The story was the same wherever researchers looked. They found that they could insert human DNA into certain cells of flies, and the flies would accept it as if it were their own.
Over 60 percent of human genes, it turns out, are fundamentally the same as those found in fruit flies. At least 90 percent correlate at some level to those found in mice. (We even have the same genes for making a tail, if only they would switch on.) In field after field, researchers found that whatever organism they were working on — whether nematode worms or human beings — they were often studying essentially the same genes. Life, it appeared, was drawn up from a single set of blueprints.
Further probings revealed the existence of a clutch of master control genes, each directing the development of a section of the body, which were dubbed homeotic (from a Greek word meaning "similar") or hox genes. Hox genes answered the long-bewildering question of how billions of embryonic cells, all arising from a single fertilized egg and carrying identical DNA, know where to go and what to do — that this one should become a liver cell, this one a stretchy neuron, this one a bubble of blood, this one part of the shimmer on a beating wing. It is the hox genes that instruct them, and they do it for all organisms in much the same way.
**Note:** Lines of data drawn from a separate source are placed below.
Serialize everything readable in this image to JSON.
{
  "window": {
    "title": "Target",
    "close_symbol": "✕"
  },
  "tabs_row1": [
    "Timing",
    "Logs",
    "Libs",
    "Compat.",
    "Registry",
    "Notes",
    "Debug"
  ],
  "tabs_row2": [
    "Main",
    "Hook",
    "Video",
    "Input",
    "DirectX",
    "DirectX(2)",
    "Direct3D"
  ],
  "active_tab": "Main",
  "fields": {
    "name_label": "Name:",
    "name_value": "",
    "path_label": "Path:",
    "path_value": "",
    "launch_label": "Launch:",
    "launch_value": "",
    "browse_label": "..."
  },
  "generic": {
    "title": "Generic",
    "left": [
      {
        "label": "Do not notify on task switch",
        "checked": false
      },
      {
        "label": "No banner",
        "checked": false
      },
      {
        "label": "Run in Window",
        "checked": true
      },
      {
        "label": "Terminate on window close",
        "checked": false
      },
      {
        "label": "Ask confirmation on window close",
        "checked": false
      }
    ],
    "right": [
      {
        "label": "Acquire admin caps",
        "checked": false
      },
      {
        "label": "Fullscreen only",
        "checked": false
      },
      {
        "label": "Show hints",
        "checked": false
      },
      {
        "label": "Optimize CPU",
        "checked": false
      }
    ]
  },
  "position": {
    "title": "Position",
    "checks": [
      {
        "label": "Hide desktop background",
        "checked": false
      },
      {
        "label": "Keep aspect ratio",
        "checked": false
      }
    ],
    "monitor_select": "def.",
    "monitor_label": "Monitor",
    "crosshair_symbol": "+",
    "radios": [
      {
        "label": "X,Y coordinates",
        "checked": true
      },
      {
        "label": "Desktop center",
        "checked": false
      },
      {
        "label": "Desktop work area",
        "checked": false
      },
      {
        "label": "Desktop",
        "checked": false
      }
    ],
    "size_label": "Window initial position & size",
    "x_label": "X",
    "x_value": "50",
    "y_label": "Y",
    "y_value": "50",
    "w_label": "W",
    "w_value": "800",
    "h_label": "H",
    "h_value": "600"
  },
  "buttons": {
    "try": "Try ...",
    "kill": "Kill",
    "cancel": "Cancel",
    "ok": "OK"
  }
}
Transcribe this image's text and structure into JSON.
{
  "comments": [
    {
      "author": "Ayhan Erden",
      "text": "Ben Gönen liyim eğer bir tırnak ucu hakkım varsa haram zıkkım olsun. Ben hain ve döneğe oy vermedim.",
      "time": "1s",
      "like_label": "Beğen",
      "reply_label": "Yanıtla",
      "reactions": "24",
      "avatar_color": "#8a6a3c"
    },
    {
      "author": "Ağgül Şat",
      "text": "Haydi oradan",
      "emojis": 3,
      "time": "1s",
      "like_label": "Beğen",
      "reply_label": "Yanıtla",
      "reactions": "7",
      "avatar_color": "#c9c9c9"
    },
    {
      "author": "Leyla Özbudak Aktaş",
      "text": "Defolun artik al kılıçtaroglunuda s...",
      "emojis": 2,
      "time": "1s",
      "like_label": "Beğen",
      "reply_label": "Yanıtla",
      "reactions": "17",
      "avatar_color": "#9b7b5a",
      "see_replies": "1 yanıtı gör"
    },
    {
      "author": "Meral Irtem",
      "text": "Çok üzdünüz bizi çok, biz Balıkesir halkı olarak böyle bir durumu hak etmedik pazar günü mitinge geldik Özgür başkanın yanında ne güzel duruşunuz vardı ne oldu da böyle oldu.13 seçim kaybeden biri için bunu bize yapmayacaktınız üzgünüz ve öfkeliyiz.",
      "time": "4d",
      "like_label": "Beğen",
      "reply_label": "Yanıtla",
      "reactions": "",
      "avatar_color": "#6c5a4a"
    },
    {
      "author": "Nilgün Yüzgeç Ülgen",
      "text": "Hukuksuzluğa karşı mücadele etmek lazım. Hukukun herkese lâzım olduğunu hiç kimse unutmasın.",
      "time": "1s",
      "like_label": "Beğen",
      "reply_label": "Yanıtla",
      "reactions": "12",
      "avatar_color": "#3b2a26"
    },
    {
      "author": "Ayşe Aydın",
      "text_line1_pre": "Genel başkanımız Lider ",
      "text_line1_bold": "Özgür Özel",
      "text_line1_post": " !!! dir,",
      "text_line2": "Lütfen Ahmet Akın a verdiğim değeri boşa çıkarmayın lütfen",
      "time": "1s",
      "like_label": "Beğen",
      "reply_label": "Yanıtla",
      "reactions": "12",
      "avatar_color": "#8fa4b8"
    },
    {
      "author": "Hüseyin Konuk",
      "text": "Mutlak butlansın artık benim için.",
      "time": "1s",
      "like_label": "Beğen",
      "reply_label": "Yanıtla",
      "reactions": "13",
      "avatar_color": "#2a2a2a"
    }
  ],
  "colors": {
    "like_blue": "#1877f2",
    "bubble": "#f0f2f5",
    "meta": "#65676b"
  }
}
Interestingly, the amount of genetic material and how it is organized doesn't necessarily, or even generally, reflect the level of sophistication of the creature that contains it.